**Required action**
Every line with the word "value" in it should be extracted from the data that follows.

─── Data for review ───

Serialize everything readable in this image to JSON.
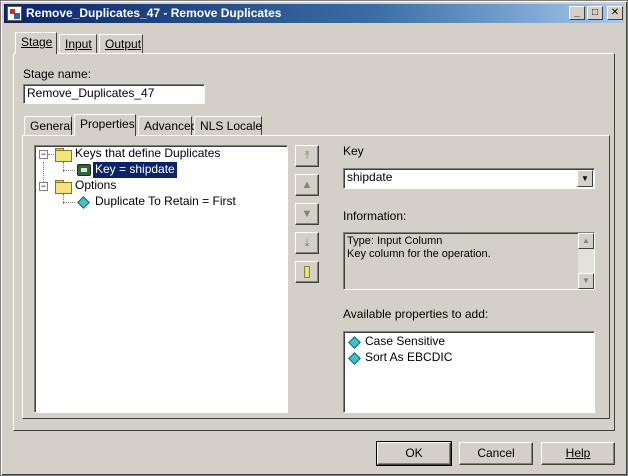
{
  "window": {
    "title": "Remove_Duplicates_47 - Remove Duplicates",
    "minimize": "_",
    "maximize": "□",
    "close": "✕"
  },
  "top_tabs": [
    {
      "label": "Stage",
      "active": true
    },
    {
      "label": "Input",
      "active": false
    },
    {
      "label": "Output",
      "active": false
    }
  ],
  "stage_name": {
    "label": "Stage name:",
    "value": "Remove_Duplicates_47"
  },
  "sub_tabs": [
    {
      "label": "General",
      "active": false
    },
    {
      "label": "Properties",
      "active": true
    },
    {
      "label": "Advanced",
      "active": false
    },
    {
      "label": "NLS Locale",
      "active": false
    }
  ],
  "tree": {
    "groups": [
      {
        "label": "Keys that define Duplicates",
        "expander": "−",
        "children": [
          {
            "label": "Key = shipdate",
            "selected": true,
            "icon": "key-column-icon"
          }
        ]
      },
      {
        "label": "Options",
        "expander": "−",
        "children": [
          {
            "label": "Duplicate To Retain = First",
            "selected": false,
            "icon": "property-diamond-icon"
          }
        ]
      }
    ]
  },
  "side_buttons": [
    "move-to-top",
    "move-up",
    "move-down",
    "move-to-bottom",
    "remove"
  ],
  "key": {
    "label": "Key",
    "value": "shipdate"
  },
  "information": {
    "label": "Information:",
    "line1": "Type: Input Column",
    "line2": "Key column for the operation."
  },
  "available": {
    "label": "Available properties to add:",
    "items": [
      "Case Sensitive",
      "Sort As EBCDIC"
    ]
  },
  "buttons": {
    "ok": "OK",
    "cancel": "Cancel",
    "help": "Help"
  },
  "colors": {
    "titlebar_start": "#0a246a",
    "selection": "#0a246a",
    "face": "#d4d0c8"
  }
}
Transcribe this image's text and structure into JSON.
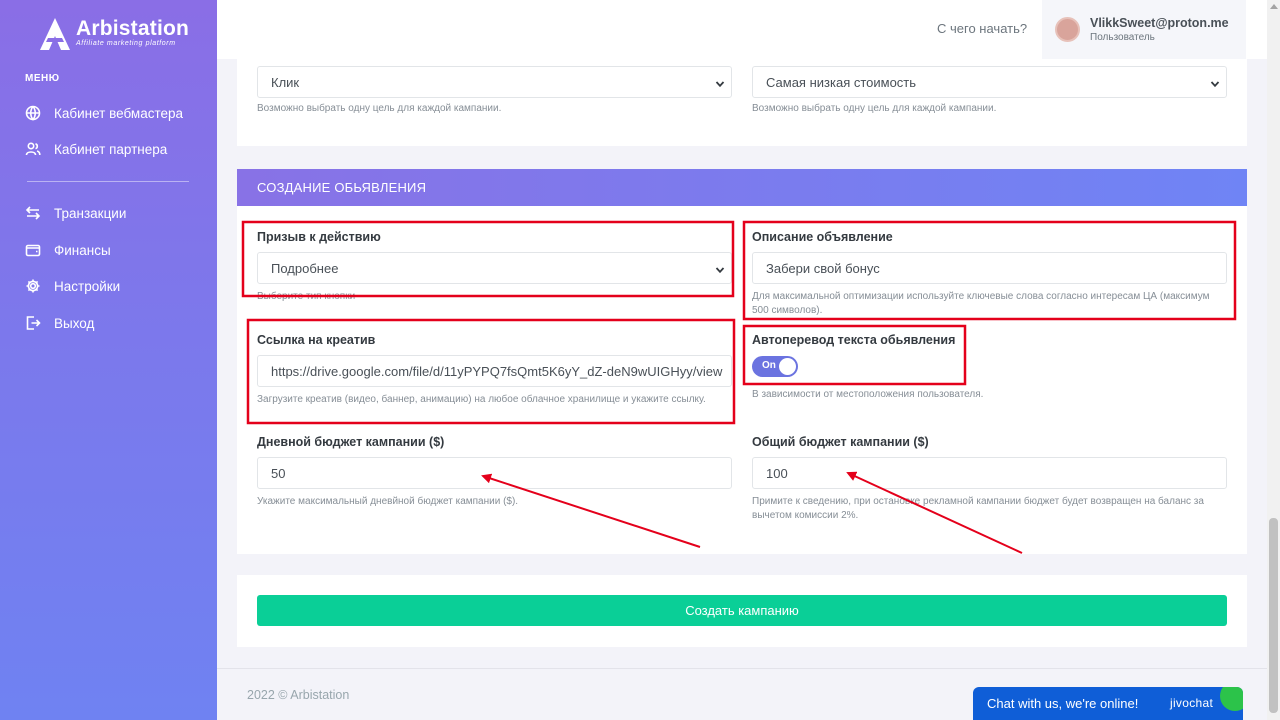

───

**Solution to this exercise**
    "value": "Remove_Duplicates_47"
    "value": "shipdate"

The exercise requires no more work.